Andrea van der Straeten
Andrea van der Straeten was born in 1953 in Trier, Germany. She studied German and Political Science in Marburg, Visual Communication at the Hamburg University of Fine Arts and at the University of Applied Arts in Vienna with Maria Lassnig. She completed artist residences in Venice (2013 and 2010, Emily Harvey Foundation) and Rome, Italy, in Paris (Cité des Arts), France and New York (ISCP), USA. From 2002 to 2018 she held a professorship at the University of Art in Linz, for Experimental Design. In 1997, she received the Robert Schuman Prize for Visual Arts. In 2005, she won the Austrian Graphic Prize, Innsbruck. In 2008 she was awarded the Kunstwürdigungspreis of the city of Linz for visual arts and in 2014 the Kulturpreis of the province of Upper Austria for photography.
The artist has participated in numerous group exhibitions, including 2021 Kunsthaus Mürz and Kunsthalle im Taxispalais Innsbruck, Tyrol; 2020 The Galaxy Museum of Contemporary Art, Chongqing, China; 2018 Museum der Moderne Salzburg; 2014 Leopold Museum Vienna; 2013 Generali Foundation Vienna; 2012 Museum moderner Kunst Stiftung Ludwig (mumok), Vienna; and 2009 Lentos Kunstmuseum Linz. Solo exhibitions dedicated to her include Casino Luxembourg - Forum d'art contemporain in 2003, Landesgalerie Linz in 2012, Styrian Autumn in 2002, CCS Bard Galleries, Annandale on Hudson, New York in 2010, Neue Galerie Graz in 1994, Wiener Secession, Vienna and Forum Stadtpark, Graz in 1991. Andrea van der Straeten has lived and worked in Vienna since 1987.

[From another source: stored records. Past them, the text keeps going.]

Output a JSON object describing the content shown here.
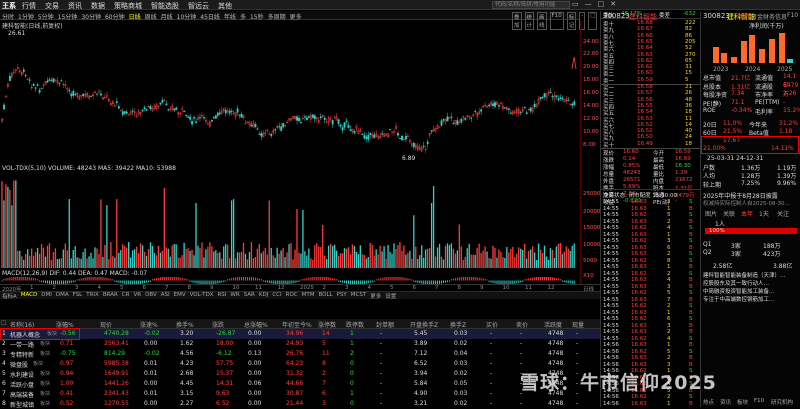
{
  "menubar": {
    "logo": "王系",
    "items": [
      "行情",
      "交易",
      "资讯",
      "数据",
      "策略商城",
      "智能选股",
      "智远云",
      "其他"
    ],
    "search_placeholder": "代码/名称/简拼/常用功能",
    "window_controls": [
      "▭",
      "—",
      "□",
      "✕"
    ]
  },
  "periodbar": {
    "items": [
      "分时",
      "1分钟",
      "5分钟",
      "15分钟",
      "30分钟",
      "60分钟",
      "日线",
      "周线",
      "月线",
      "10分钟",
      "45日线",
      "年线",
      "多",
      "15秒",
      "多周期",
      "更多"
    ],
    "active": "日线",
    "right_buttons": [
      "叠加",
      "统计",
      "画线",
      "F10",
      "标记",
      "-",
      "□"
    ]
  },
  "stockline": "建科智能(日线,前复权)",
  "kchart": {
    "high_label": "26.61",
    "low_label": "6.89"
  },
  "vol": {
    "label": "VOL-TDX(5,10) VOLUME: 48243 MA5: 39422 MA10: 53988"
  },
  "macd": {
    "label": "MACD(12,26,9) DIF: 0.44 DEA: 0.47 MACD: -0.07"
  },
  "yaxis": [
    "24.00",
    "22.00",
    "20.00",
    "18.00",
    "16.00",
    "14.00",
    "12.00",
    "10.00",
    "8.00",
    "25000",
    "20000",
    "15000",
    "10000",
    "5000",
    "X10"
  ],
  "datebar": {
    "start": "2020年",
    "labels": [
      "1",
      "2",
      "3",
      "4",
      "5",
      "6",
      "7",
      "8",
      "9",
      "10",
      "11",
      "12",
      "2025",
      "2",
      "3",
      "4",
      "5",
      "6",
      "7",
      "8",
      "9",
      "10",
      "11",
      "12"
    ],
    "right": "日线"
  },
  "indicators": [
    "指标A",
    "MACD",
    "DMI",
    "DMA",
    "FSL",
    "TRIX",
    "BRAR",
    "CR",
    "VR",
    "OBV",
    "ASI",
    "EMV",
    "VOL-TDX",
    "RSI",
    "WR",
    "SAR",
    "KDJ",
    "CCI",
    "ROC",
    "MTM",
    "BOLL",
    "PSY",
    "MCST",
    "更多",
    "设置"
  ],
  "table": {
    "headers": [
      "名称(16)",
      "涨幅%",
      "现价",
      "涨速%",
      "换手%",
      "涨跌",
      "总涨幅%",
      "年初至今%",
      "涨停数",
      "跌停数",
      "封单额",
      "开盘换手Z",
      "换手Z",
      "买价",
      "卖价",
      "活跃度",
      "现量"
    ],
    "rows": [
      {
        "idx": "1",
        "name": "机器人概念",
        "tag": "板块",
        "chg": "-0.56",
        "price": "4740.28",
        "speed": "-0.02",
        "turnover": "3.20",
        "diff": "-26.87",
        "total": "0.00",
        "ytd": "34.96",
        "up": "14",
        "down": "1",
        "seal": "-",
        "open": "5.45",
        "turnz": "0.03",
        "buy": "-",
        "sell": "-",
        "active": "4748",
        "vol": "-"
      },
      {
        "idx": "2",
        "name": "一带一路",
        "tag": "板块",
        "chg": "0.71",
        "price": "2563.41",
        "speed": "0.00",
        "turnover": "1.62",
        "diff": "18.00",
        "total": "0.00",
        "ytd": "24.93",
        "up": "5",
        "down": "1",
        "seal": "-",
        "open": "3.89",
        "turnz": "0.02",
        "buy": "-",
        "sell": "-",
        "active": "4748",
        "vol": "-"
      },
      {
        "idx": "3",
        "name": "专精特新",
        "tag": "板块",
        "chg": "-0.75",
        "price": "814.29",
        "speed": "-0.02",
        "turnover": "4.56",
        "diff": "-6.12",
        "total": "0.13",
        "ytd": "26.76",
        "up": "11",
        "down": "2",
        "seal": "-",
        "open": "7.12",
        "turnz": "0.04",
        "buy": "-",
        "sell": "-",
        "active": "4748",
        "vol": "-"
      },
      {
        "idx": "4",
        "name": "微盘股",
        "tag": "板块",
        "chg": "0.97",
        "price": "5985.38",
        "speed": "0.01",
        "turnover": "4.23",
        "diff": "57.75",
        "total": "0.00",
        "ytd": "64.23",
        "up": "8",
        "down": "0",
        "seal": "-",
        "open": "6.52",
        "turnz": "0.03",
        "buy": "-",
        "sell": "-",
        "active": "4748",
        "vol": "-"
      },
      {
        "idx": "5",
        "name": "水利建设",
        "tag": "板块",
        "chg": "0.94",
        "price": "1649.91",
        "speed": "0.01",
        "turnover": "2.68",
        "diff": "15.37",
        "total": "0.00",
        "ytd": "31.32",
        "up": "2",
        "down": "0",
        "seal": "-",
        "open": "3.94",
        "turnz": "0.02",
        "buy": "-",
        "sell": "-",
        "active": "4748",
        "vol": "-"
      },
      {
        "idx": "6",
        "name": "活跃小盘",
        "tag": "板块",
        "chg": "1.00",
        "price": "1441.26",
        "speed": "0.00",
        "turnover": "4.45",
        "diff": "14.31",
        "total": "0.06",
        "ytd": "44.66",
        "up": "7",
        "down": "0",
        "seal": "-",
        "open": "5.84",
        "turnz": "0.05",
        "buy": "-",
        "sell": "-",
        "active": "4748",
        "vol": "-"
      },
      {
        "idx": "7",
        "name": "高端装备",
        "tag": "板块",
        "chg": "0.41",
        "price": "2341.43",
        "speed": "0.01",
        "turnover": "3.15",
        "diff": "9.63",
        "total": "0.00",
        "ytd": "30.87",
        "up": "6",
        "down": "1",
        "seal": "-",
        "open": "4.90",
        "turnz": "0.03",
        "buy": "-",
        "sell": "-",
        "active": "4748",
        "vol": "-"
      },
      {
        "idx": "8",
        "name": "新型城镇",
        "tag": "板块",
        "chg": "0.52",
        "price": "1270.55",
        "speed": "0.00",
        "turnover": "2.27",
        "diff": "6.52",
        "total": "0.00",
        "ytd": "21.44",
        "up": "3",
        "down": "0",
        "seal": "-",
        "open": "3.21",
        "turnz": "0.02",
        "buy": "-",
        "sell": "-",
        "active": "4748",
        "vol": "-"
      }
    ]
  },
  "orderbook": {
    "header": {
      "wb_label": "委比",
      "wb": "-48.17%",
      "wc_label": "委差",
      "wc": "-632"
    },
    "sells": [
      {
        "l": "卖十",
        "p": "16.68",
        "v": "222"
      },
      {
        "l": "卖九",
        "p": "16.67",
        "v": "82"
      },
      {
        "l": "卖八",
        "p": "16.66",
        "v": "86"
      },
      {
        "l": "卖七",
        "p": "16.65",
        "v": "205"
      },
      {
        "l": "卖六",
        "p": "16.64",
        "v": "52"
      },
      {
        "l": "卖五",
        "p": "16.63",
        "v": "270"
      },
      {
        "l": "卖四",
        "p": "16.62",
        "v": "65"
      },
      {
        "l": "卖三",
        "p": "16.61",
        "v": "31"
      },
      {
        "l": "卖二",
        "p": "16.60",
        "v": "15"
      },
      {
        "l": "卖一",
        "p": "16.59",
        "v": "5"
      }
    ],
    "buys": [
      {
        "l": "买一",
        "p": "16.58",
        "v": "21"
      },
      {
        "l": "买二",
        "p": "16.57",
        "v": "26"
      },
      {
        "l": "买三",
        "p": "16.56",
        "v": "48"
      },
      {
        "l": "买四",
        "p": "16.55",
        "v": "36"
      },
      {
        "l": "买五",
        "p": "16.54",
        "v": "18"
      },
      {
        "l": "买六",
        "p": "16.53",
        "v": "11"
      },
      {
        "l": "买七",
        "p": "16.52",
        "v": "14"
      },
      {
        "l": "买八",
        "p": "16.51",
        "v": "40"
      },
      {
        "l": "买九",
        "p": "16.50",
        "v": "24"
      },
      {
        "l": "买十",
        "p": "16.49",
        "v": "18"
      }
    ],
    "stats": [
      {
        "a": "现价",
        "b": "16.60",
        "c": "今开",
        "d": "16.59"
      },
      {
        "a": "涨跌",
        "b": "0.14",
        "c": "最高",
        "d": "16.69"
      },
      {
        "a": "涨幅",
        "b": "0.85%",
        "c": "最低",
        "d": "16.30"
      },
      {
        "a": "总量",
        "b": "48243",
        "c": "量比",
        "d": "1.29"
      },
      {
        "a": "外盘",
        "b": "26571",
        "c": "内盘",
        "d": "21672"
      },
      {
        "a": "换手",
        "b": "5.69%",
        "c": "股本",
        "d": "1.31亿"
      },
      {
        "a": "净资",
        "b": "7.34",
        "c": "流通",
        "d": "8479万"
      },
      {
        "a": "收益",
        "b": "-0.020",
        "c": "PE(动)",
        "d": "-"
      }
    ]
  },
  "quote": {
    "header": "交易状态: 闭市配度 15:30:00",
    "ticks": [
      [
        "14:55",
        "16.63",
        "3",
        "S"
      ],
      [
        "14:55",
        "16.63",
        "1",
        "B"
      ],
      [
        "14:55",
        "16.62",
        "5",
        "S"
      ],
      [
        "14:55",
        "16.63",
        "2",
        "B"
      ],
      [
        "14:55",
        "16.62",
        "4",
        "S"
      ],
      [
        "14:55",
        "16.63",
        "1",
        "B"
      ],
      [
        "14:55",
        "16.62",
        "3",
        "S"
      ],
      [
        "14:55",
        "16.63",
        "6",
        "B"
      ],
      [
        "14:55",
        "16.63",
        "2",
        "S"
      ],
      [
        "14:55",
        "16.62",
        "8",
        "S"
      ],
      [
        "14:55",
        "16.63",
        "1",
        "B"
      ],
      [
        "14:55",
        "16.62",
        "2",
        "S"
      ],
      [
        "14:55",
        "16.63",
        "4",
        "B"
      ],
      [
        "14:55",
        "16.63",
        "3",
        "B"
      ],
      [
        "14:55",
        "16.62",
        "5",
        "S"
      ],
      [
        "14:55",
        "16.63",
        "7",
        "B"
      ],
      [
        "14:55",
        "16.62",
        "2",
        "S"
      ],
      [
        "14:55",
        "16.63",
        "1",
        "B"
      ],
      [
        "14:55",
        "16.62",
        "6",
        "S"
      ],
      [
        "14:55",
        "16.63",
        "3",
        "B"
      ],
      [
        "14:55",
        "16.63",
        "2",
        "B"
      ],
      [
        "14:55",
        "16.62",
        "4",
        "S"
      ],
      [
        "14:56",
        "16.63",
        "1",
        "B"
      ],
      [
        "14:56",
        "16.62",
        "5",
        "S"
      ],
      [
        "14:56",
        "16.63",
        "2",
        "B"
      ],
      [
        "14:56",
        "16.63",
        "3",
        "B"
      ],
      [
        "14:56",
        "16.62",
        "1",
        "S"
      ],
      [
        "14:56",
        "16.63",
        "2",
        "B"
      ],
      [
        "14:56",
        "16.62",
        "4",
        "S"
      ],
      [
        "14:56",
        "16.63",
        "5",
        "B"
      ],
      [
        "14:56",
        "16.62",
        "2",
        "S"
      ],
      [
        "14:56",
        "16.63",
        "1",
        "B"
      ]
    ]
  },
  "panel": {
    "code": "300823",
    "name": "建科智能",
    "tabs": [
      "盘口",
      "资金",
      "财务",
      "信息",
      "F10"
    ],
    "chart_label": "净利润(千万)",
    "bar_years": [
      "2023",
      "2024",
      "2025"
    ],
    "fields": [
      {
        "k": "总市值",
        "v": "21.7亿"
      },
      {
        "k": "流通值",
        "v": "14.1亿"
      },
      {
        "k": "总股本",
        "v": "1.31亿"
      },
      {
        "k": "流通股",
        "v": "8479万"
      },
      {
        "k": "每股净资",
        "v": "7.34"
      },
      {
        "k": "市净率",
        "v": "2.26"
      },
      {
        "k": "PE(静)",
        "v": "71.1"
      },
      {
        "k": "PE(TTM)",
        "v": "-"
      },
      {
        "k": "ROE",
        "v": "-0.34%"
      },
      {
        "k": "毛利率",
        "v": "15.2%"
      }
    ],
    "ranges": [
      {
        "k": "20日",
        "v": "11.0%",
        "k2": "今年来",
        "v2": "31.2%"
      },
      {
        "k": "60日",
        "v": "21.5%",
        "k2": "Beta值",
        "v2": "1.18"
      }
    ],
    "peak": {
      "a": "17.67",
      "b": "21.00%",
      "c": "14.11%"
    },
    "dates": "25-03-31  24-12-31",
    "holders": [
      {
        "k": "户数",
        "v": "1.36万",
        "v2": "1.19万"
      },
      {
        "k": "人均",
        "v": "1.28万",
        "v2": "1.39万"
      },
      {
        "k": "较上期",
        "v": "7.25%",
        "v2": "9.96%"
      }
    ],
    "notice": "2025年中报于8月28日披露",
    "notice2": "权减持实际控制人自2025-08-30...",
    "tabs2": [
      "图片",
      "关联",
      "本年",
      "1天",
      "关注"
    ],
    "zone": "1人",
    "pct": "100%",
    "cells": [
      {
        "k": "Q1",
        "v": "3家",
        "v2": "188万"
      },
      {
        "k": "Q2",
        "v": "3家",
        "v2": "423万"
      }
    ],
    "cash": "2.58亿",
    "cash2": "3.88亿",
    "news": [
      "建科智能智能装备制造（天津）…",
      "控股股东及其一致行动人…",
      "中简融资投资智能加工装备…",
      "专注于中高端数控钢筋加工…"
    ],
    "bottom_tabs": [
      "热点",
      "资讯",
      "板块",
      "F10",
      "研究机构"
    ]
  },
  "watermark": "雪球：牛市信仰2025"
}
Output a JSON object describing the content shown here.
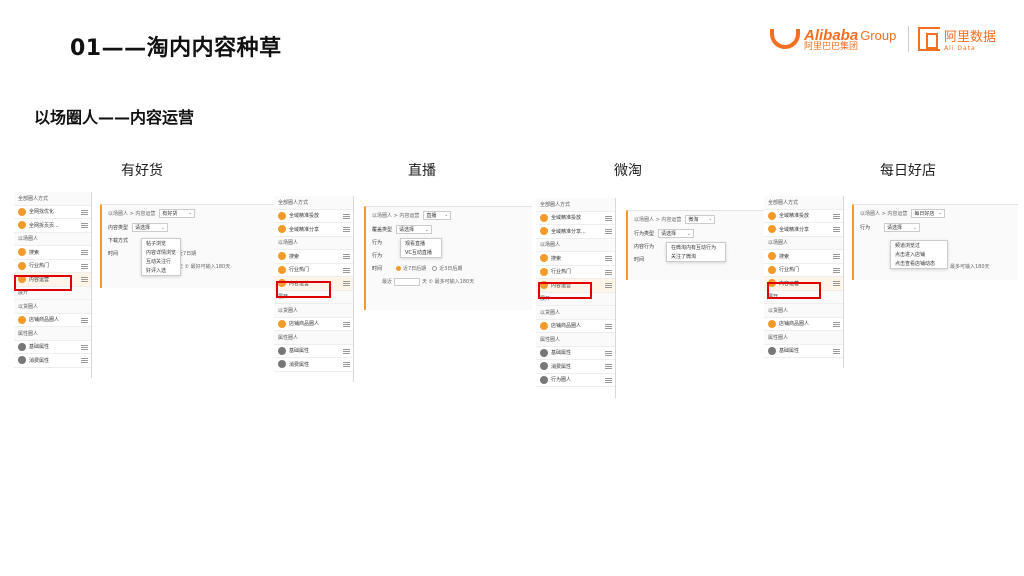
{
  "header": {
    "title": "01——淘内内容种草",
    "subtitle": "以场圈人——内容运营",
    "alibaba_brand": "Alibaba",
    "alibaba_group": "Group",
    "alibaba_cn": "阿里巴巴集团",
    "datashop_cn": "阿里数据",
    "datashop_en": "Ali Data"
  },
  "columns": [
    {
      "label": "有好货"
    },
    {
      "label": "直播"
    },
    {
      "label": "微淘"
    },
    {
      "label": "每日好店"
    }
  ],
  "screens": {
    "s1": {
      "sidebar": [
        {
          "label": "全部圈人方式",
          "type": "head"
        },
        {
          "label": "全网找优化",
          "icon": "orange"
        },
        {
          "label": "全网拆页页...",
          "icon": "orange"
        },
        {
          "label": "以场圈人",
          "type": "head"
        },
        {
          "label": "搜索",
          "icon": "orange"
        },
        {
          "label": "行业热门",
          "icon": "orange"
        },
        {
          "label": "内容运营",
          "icon": "orange",
          "active": true
        },
        {
          "label": "展开",
          "type": "head"
        },
        {
          "label": "以货圈人",
          "type": "head"
        },
        {
          "label": "店铺商品圈人",
          "icon": "orange"
        },
        {
          "label": "属性圈人",
          "type": "head"
        },
        {
          "label": "基础属性",
          "icon": "grey"
        },
        {
          "label": "消费属性",
          "icon": "grey"
        }
      ],
      "breadcrumb": "以场圈人 > 内容运营",
      "crumb_select": "有好货",
      "rows": [
        {
          "label": "内容类型",
          "value": "请选择"
        },
        {
          "label": "下载方式",
          "value": ""
        },
        {
          "label": "时间",
          "value": ""
        }
      ],
      "dropdown": [
        "帖子浏览",
        "内容详情浏览",
        "互动关注行",
        "好评入选"
      ],
      "date_text": "近7日期",
      "note_text": "天  ① 最好可输入180天"
    },
    "s2": {
      "sidebar": [
        {
          "label": "全部圈人方式",
          "type": "head"
        },
        {
          "label": "全域精准投放",
          "icon": "orange"
        },
        {
          "label": "全域精准分享",
          "icon": "orange"
        },
        {
          "label": "以场圈人",
          "type": "head"
        },
        {
          "label": "搜索",
          "icon": "orange"
        },
        {
          "label": "行业热门",
          "icon": "orange"
        },
        {
          "label": "内容运营",
          "icon": "orange",
          "active": true
        },
        {
          "label": "展开",
          "type": "head"
        },
        {
          "label": "以货圈人",
          "type": "head"
        },
        {
          "label": "店铺商品圈人",
          "icon": "orange"
        },
        {
          "label": "属性圈人",
          "type": "head"
        },
        {
          "label": "基础属性",
          "icon": "grey"
        },
        {
          "label": "消费属性",
          "icon": "grey"
        }
      ],
      "breadcrumb": "以场圈人 > 内容运营",
      "crumb_select": "直播",
      "rows": [
        {
          "label": "覆盖类型",
          "value": "请选择"
        },
        {
          "label": "行为",
          "value": ""
        },
        {
          "label": "行为",
          "value": ""
        },
        {
          "label": "时间",
          "value": ""
        }
      ],
      "dropdown": [
        "观看直播",
        "VC互动直播"
      ],
      "radio_a": "近7日后期",
      "radio_b": "近3日后期",
      "recent_label": "最近",
      "day_text": "天  ① 最多可输入180天"
    },
    "s3": {
      "sidebar": [
        {
          "label": "全部圈人方式",
          "type": "head"
        },
        {
          "label": "全域精准投放",
          "icon": "orange"
        },
        {
          "label": "全域精准分享...",
          "icon": "orange"
        },
        {
          "label": "以场圈人",
          "type": "head"
        },
        {
          "label": "搜索",
          "icon": "orange"
        },
        {
          "label": "行业热门",
          "icon": "orange"
        },
        {
          "label": "内容运营",
          "icon": "orange",
          "active": true
        },
        {
          "label": "展开",
          "type": "head"
        },
        {
          "label": "以货圈人",
          "type": "head"
        },
        {
          "label": "店铺商品圈人",
          "icon": "orange"
        },
        {
          "label": "属性圈人",
          "type": "head"
        },
        {
          "label": "基础属性",
          "icon": "grey"
        },
        {
          "label": "消费属性",
          "icon": "grey"
        },
        {
          "label": "行为圈人",
          "icon": "grey"
        }
      ],
      "breadcrumb": "以场圈人 > 内容运营",
      "crumb_select": "微淘",
      "rows": [
        {
          "label": "行为类型",
          "value": "请选择"
        },
        {
          "label": "内容行为",
          "value": ""
        },
        {
          "label": "时间",
          "value": ""
        }
      ],
      "dropdown": [
        "在微淘内有互动行为",
        "关注了微淘"
      ]
    },
    "s4": {
      "sidebar": [
        {
          "label": "全部圈人方式",
          "type": "head"
        },
        {
          "label": "全域精准投放",
          "icon": "orange"
        },
        {
          "label": "全域精准分享",
          "icon": "orange"
        },
        {
          "label": "以场圈人",
          "type": "head"
        },
        {
          "label": "搜索",
          "icon": "orange"
        },
        {
          "label": "行业热门",
          "icon": "orange"
        },
        {
          "label": "内容运营",
          "icon": "orange",
          "active": true
        },
        {
          "label": "展开",
          "type": "head"
        },
        {
          "label": "以货圈人",
          "type": "head"
        },
        {
          "label": "店铺商品圈人",
          "icon": "orange"
        },
        {
          "label": "属性圈人",
          "type": "head"
        },
        {
          "label": "基础属性",
          "icon": "grey"
        }
      ],
      "breadcrumb": "以场圈人 > 内容运营",
      "crumb_select": "每日好店",
      "rows": [
        {
          "label": "行为",
          "value": "请选择"
        }
      ],
      "dropdown": [
        "频道浏览过",
        "点击进入店铺",
        "点击查看店铺动态"
      ],
      "note_text": "最多可输入180天"
    }
  }
}
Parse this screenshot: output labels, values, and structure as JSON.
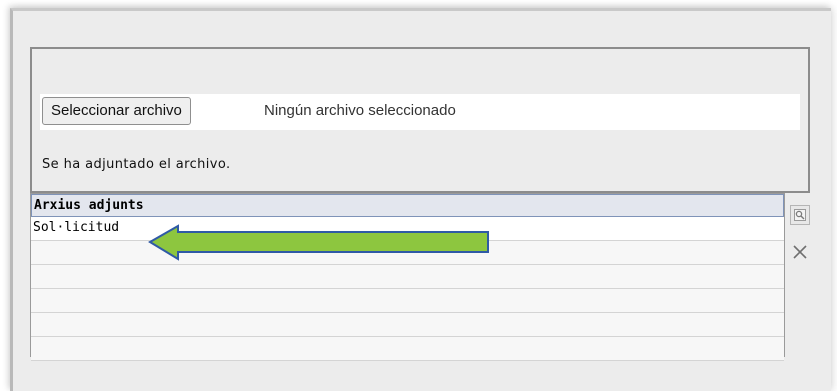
{
  "upload": {
    "button_label": "Seleccionar archivo",
    "status_text": "Ningún archivo seleccionado",
    "message": "Se ha adjuntado el archivo."
  },
  "attachments": {
    "header": "Arxius adjunts",
    "rows": [
      "Sol·licitud",
      "",
      "",
      "",
      "",
      ""
    ]
  },
  "icons": {
    "preview": "magnifier-icon",
    "delete": "close-icon",
    "annotation": "arrow-left-icon"
  },
  "colors": {
    "header_bg": "#e3e6ee",
    "header_border": "#7f93b8",
    "arrow_fill": "#8dc63f",
    "arrow_stroke": "#2f5aa6"
  }
}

Andrea van der Straeten practices institutional critique and focuses in her artistic work on the fundamental mechanisms of art production and its historical contexts. She works conceptually in the media of drawing, photography, film, and video, and designs artist books. The artist is particularly focused on language, literature, and aspects of linguistic criticism in general. Among other things, she is interested in everyday language and the forms of expression of political, especially feminist, subversive subcultures of the 1960s and 1970s, in which potentials of political violence and rebellion against power structures are represented. In addition, she is concerned with the "revisitings" or so-called "reconsiderings" of these cultures in connection with political events and with literary sources against the background of historical contexts. The Generali Foundation's collection includes a group of laser prints, so-called "laser cut outs," which are words and sentence fragments radically cut into the paper with a laser, doubling—in purely technical terms—the aggression potential of the content. In contrast to these precise lines, van der Straeten's hand drawings, delicate pencil formations on thin, highly sensitive glassine ("pizza paper")—a packaging material used in retail and gastronomy—appear delicate and vulnerable.read more read less